Essentially, all wax constitutes of hydrocarbons. When we light the candle wick, the heat generated melts the wax and eventually breaks it down to Hydrogen and Carbon. These vapors are drawn to the candle flame, which react with oxygen to produce water, carbon-dioxide and most importantly, heat and light. So what happens to the candle wax? It is consumed, slowly, to produce the heat and light that characterizes a candle.
Pictured above: An innocent candle is burnt alive, slowly, as its friends watch helplessly. Their end would be similar, sadly.
To increase the efficiency of the candle, the wax can be altered. It is the wax that determines the quality of the candle.
For example, most commercial candles have Paraffin wax.
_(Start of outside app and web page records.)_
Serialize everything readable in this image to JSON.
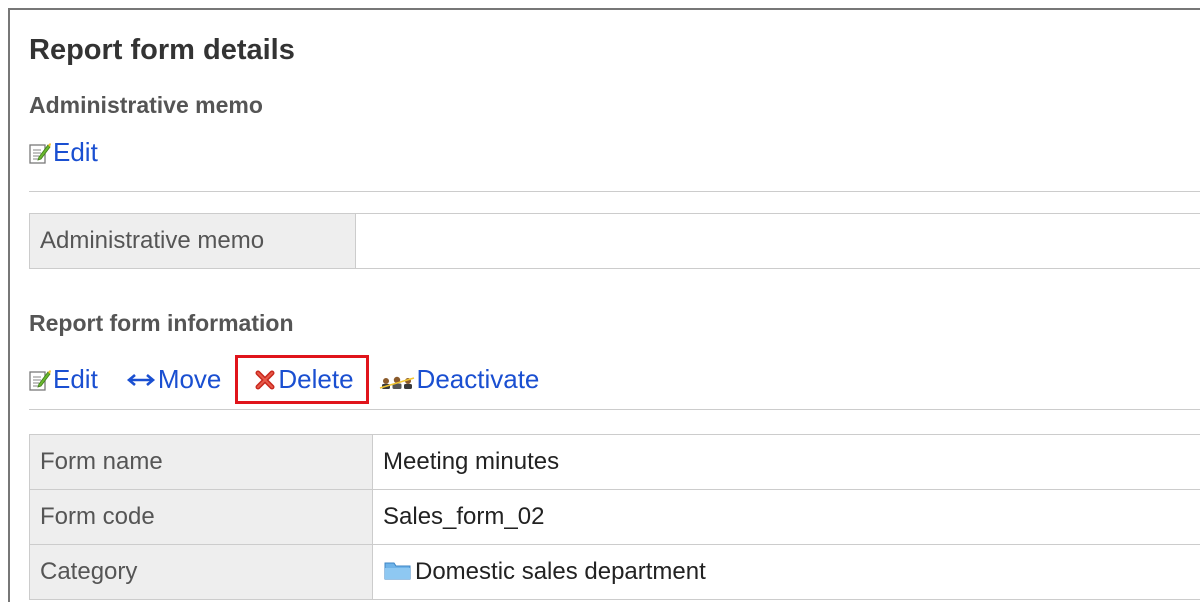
{
  "page": {
    "title": "Report form details"
  },
  "admin_memo": {
    "heading": "Administrative memo",
    "edit_label": "Edit",
    "table": [
      {
        "label": "Administrative memo",
        "value": ""
      }
    ]
  },
  "report_info": {
    "heading": "Report form information",
    "actions": {
      "edit_label": "Edit",
      "move_label": "Move",
      "delete_label": "Delete",
      "deactivate_label": "Deactivate"
    },
    "table": [
      {
        "label": "Form name",
        "value": "Meeting minutes"
      },
      {
        "label": "Form code",
        "value": "Sales_form_02"
      },
      {
        "label": "Category",
        "value": "Domestic sales department"
      }
    ]
  },
  "colors": {
    "link": "#1a4fd1",
    "highlight": "#e0141b",
    "label_bg": "#eeeeee"
  },
  "icons": [
    "edit-icon",
    "move-arrows-icon",
    "delete-x-icon",
    "deactivate-users-icon",
    "folder-icon"
  ]
}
Being a by-product of fossil fuel, the flame would produce unhealthy fumes, although not entirely toxic. It is also the cheapest. A healthier alternative is Beeswax, which is made from the wax bees produce. Beeswax produces a cleaner flame, and since honey is closely associated with it, it gives off a better fragrance. For obvious reasons, it is costly. There are others, including Palm wax, Soy wax, etc.
A very bad example of wax material would be earwax. Earwax is secreted in the ear for cleansing purposes, and if used for candle making, it would create very bad results. It cannot sustain the candle flame as it has inconsistent materials in it, like dead skin cells, dust, etc. As a result, the candle flame would pop and flicker irregularly. And as opposed to Beeswax, that gives off a sweet smell, the smell from earwax candles would be nasty. That's why you don't find earwax candles anywhere.